▶ Your task
Report every line of the listing below in which the string "largo" occurs.
# # # # #
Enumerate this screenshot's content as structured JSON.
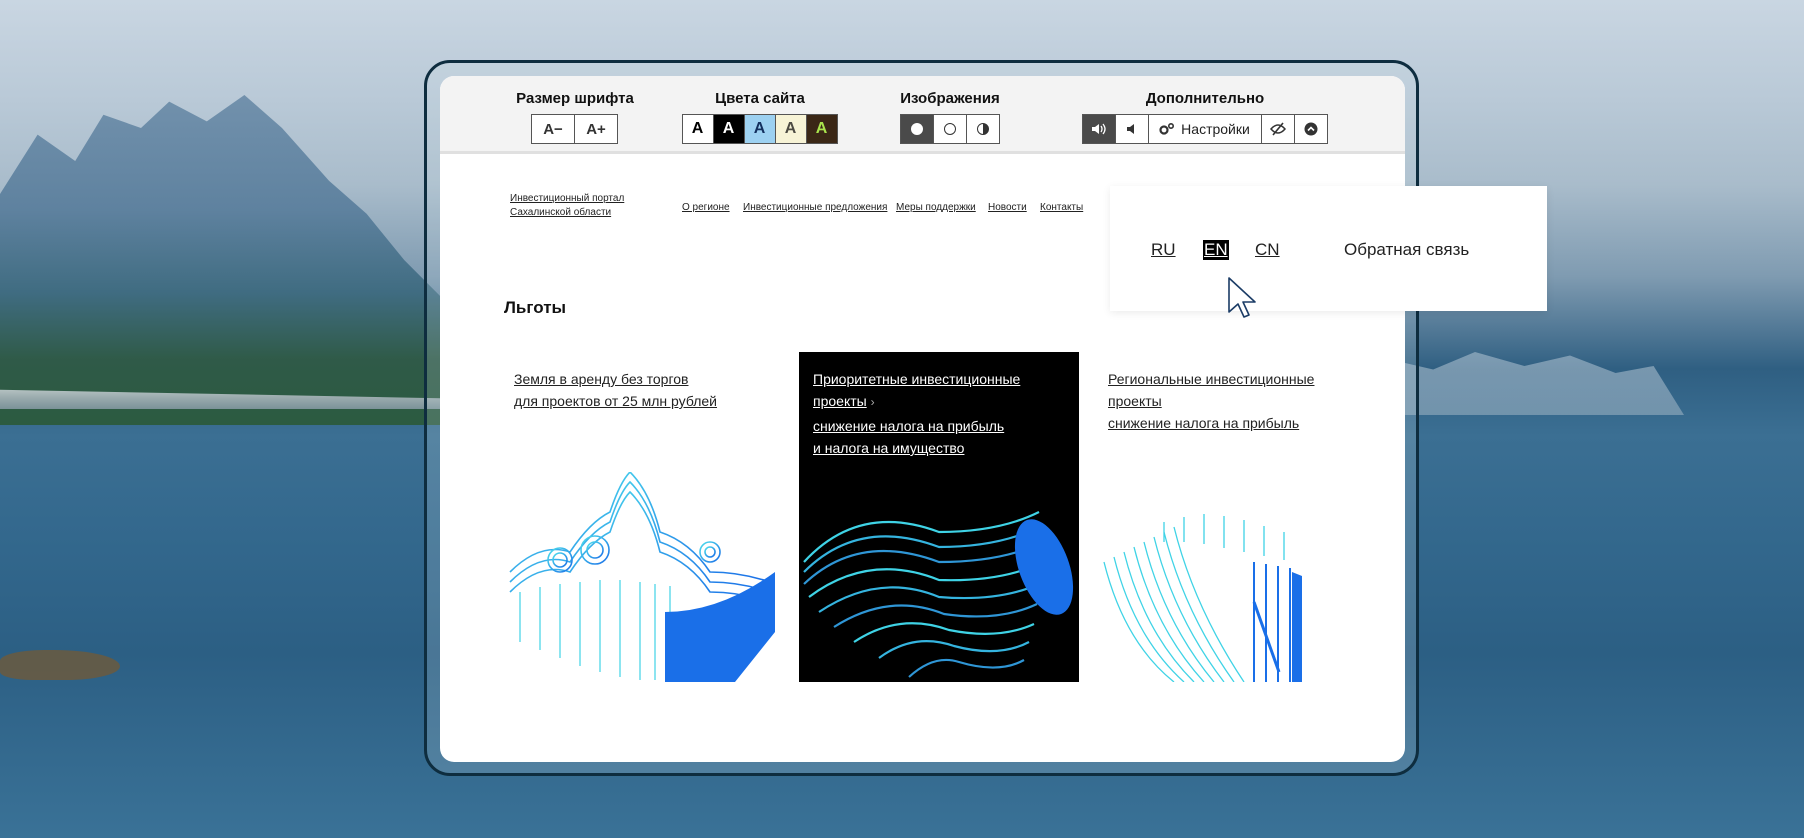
{
  "a11y": {
    "font_size": {
      "title": "Размер шрифта",
      "decrease": "A−",
      "increase": "A+"
    },
    "colors": {
      "title": "Цвета сайта",
      "swatches": [
        {
          "label": "A",
          "bg": "#ffffff",
          "fg": "#000000"
        },
        {
          "label": "A",
          "bg": "#000000",
          "fg": "#ffffff"
        },
        {
          "label": "A",
          "bg": "#9dd1f1",
          "fg": "#14305e"
        },
        {
          "label": "A",
          "bg": "#f7f3d6",
          "fg": "#4d4b43"
        },
        {
          "label": "A",
          "bg": "#3b2716",
          "fg": "#a9e44d"
        }
      ]
    },
    "images": {
      "title": "Изображения"
    },
    "extra": {
      "title": "Дополнительно",
      "settings_label": "Настройки"
    }
  },
  "header": {
    "logo_line1": "Инвестиционный портал",
    "logo_line2": "Сахалинской области",
    "nav": [
      "О регионе",
      "Инвестиционные предложения",
      "Меры поддержки",
      "Новости",
      "Контакты"
    ]
  },
  "page": {
    "title": "Льготы"
  },
  "cards": [
    {
      "line1": "Земля в аренду без торгов",
      "line2": "для проектов от 25 млн рублей"
    },
    {
      "line1": "Приоритетные инвестиционные",
      "line2": "проекты",
      "line3": "снижение налога на прибыль",
      "line4": "и налога на имущество"
    },
    {
      "line1": "Региональные инвестиционные",
      "line2": "проекты",
      "line3": "снижение налога на прибыль"
    }
  ],
  "lang_panel": {
    "ru": "RU",
    "en": "EN",
    "cn": "CN",
    "feedback": "Обратная связь"
  },
  "colors": {
    "accent_blue": "#1a6fe8",
    "cyan": "#3fd3e6",
    "dark": "#000000"
  }
}
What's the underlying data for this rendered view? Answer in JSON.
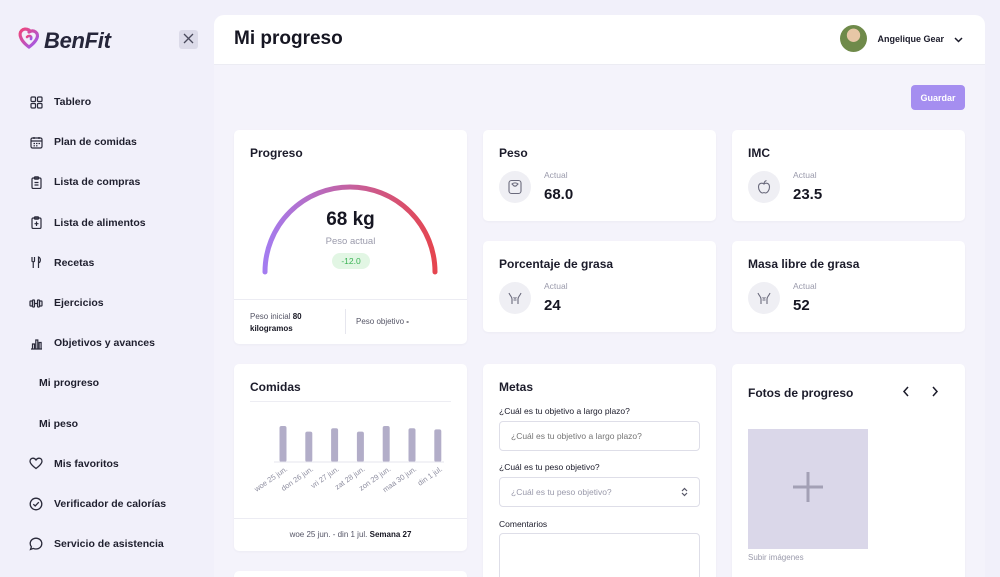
{
  "brand": {
    "name": "BenFit",
    "accent": "#e0457a"
  },
  "sidebar": {
    "items": [
      {
        "label": "Tablero",
        "icon": "grid-icon"
      },
      {
        "label": "Plan de comidas",
        "icon": "calendar-icon"
      },
      {
        "label": "Lista de compras",
        "icon": "clipboard-icon"
      },
      {
        "label": "Lista de alimentos",
        "icon": "clipboard-list-icon"
      },
      {
        "label": "Recetas",
        "icon": "utensils-icon"
      },
      {
        "label": "Ejercicios",
        "icon": "dumbbell-icon"
      },
      {
        "label": "Objetivos y avances",
        "icon": "bar-chart-icon"
      },
      {
        "label": "Mi progreso",
        "icon": ""
      },
      {
        "label": "Mi peso",
        "icon": ""
      },
      {
        "label": "Mis favoritos",
        "icon": "heart-icon"
      },
      {
        "label": "Verificador de calorías",
        "icon": "check-circle-icon"
      },
      {
        "label": "Servicio de asistencia",
        "icon": "chat-icon"
      }
    ]
  },
  "header": {
    "title": "Mi progreso",
    "user_name": "Angelique Gear"
  },
  "toolbar": {
    "save_label": "Guardar",
    "save_color": "#a58ef0"
  },
  "progress": {
    "title": "Progreso",
    "value": "68 kg",
    "sub": "Peso actual",
    "diff": "-12.0",
    "initial_label": "Peso inicial",
    "initial_value": "80 kilogramos",
    "target_label": "Peso objetivo",
    "target_value": "-"
  },
  "stats": {
    "peso": {
      "title": "Peso",
      "label": "Actual",
      "value": "68.0",
      "icon": "scale-icon"
    },
    "imc": {
      "title": "IMC",
      "label": "Actual",
      "value": "23.5",
      "icon": "apple-icon"
    },
    "grasa": {
      "title": "Porcentaje de grasa",
      "label": "Actual",
      "value": "24",
      "icon": "body-icon"
    },
    "masa": {
      "title": "Masa libre de grasa",
      "label": "Actual",
      "value": "52",
      "icon": "body-icon"
    }
  },
  "comidas": {
    "title": "Comidas",
    "footer_range": "woe 25 jun. - din 1 jul.",
    "footer_week": "Semana 27"
  },
  "chart_data": {
    "type": "bar",
    "categories": [
      "woe 25 jun.",
      "don 26 jun.",
      "vri 27 jun.",
      "zat 28 jun.",
      "zon 29 jun.",
      "maa 30 jun.",
      "din 1 jul."
    ],
    "values": [
      32,
      27,
      30,
      27,
      32,
      30,
      29
    ],
    "ylim": [
      0,
      40
    ],
    "bar_color": "#b2adc8",
    "grid": false
  },
  "metas": {
    "title": "Metas",
    "q1_label": "¿Cuál es tu objetivo a largo plazo?",
    "q1_placeholder": "¿Cuál es tu objetivo a largo plazo?",
    "q2_label": "¿Cuál es tu peso objetivo?",
    "q2_placeholder": "¿Cuál es tu peso objetivo?",
    "comments_label": "Comentarios"
  },
  "fotos": {
    "title": "Fotos de progreso",
    "upload_caption": "Subir imágenes"
  }
}
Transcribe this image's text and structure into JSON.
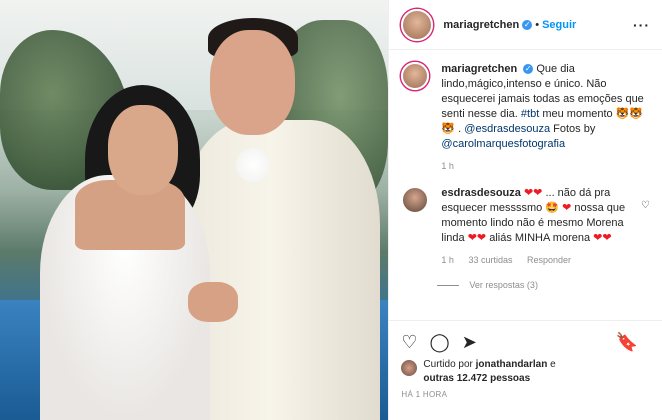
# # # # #
▶ Response to this exercise
    "q1_label": "¿Cuál es tu objetivo a largo plazo?",
    "q1_placeholder": "¿Cuál es tu objetivo a largo plazo?",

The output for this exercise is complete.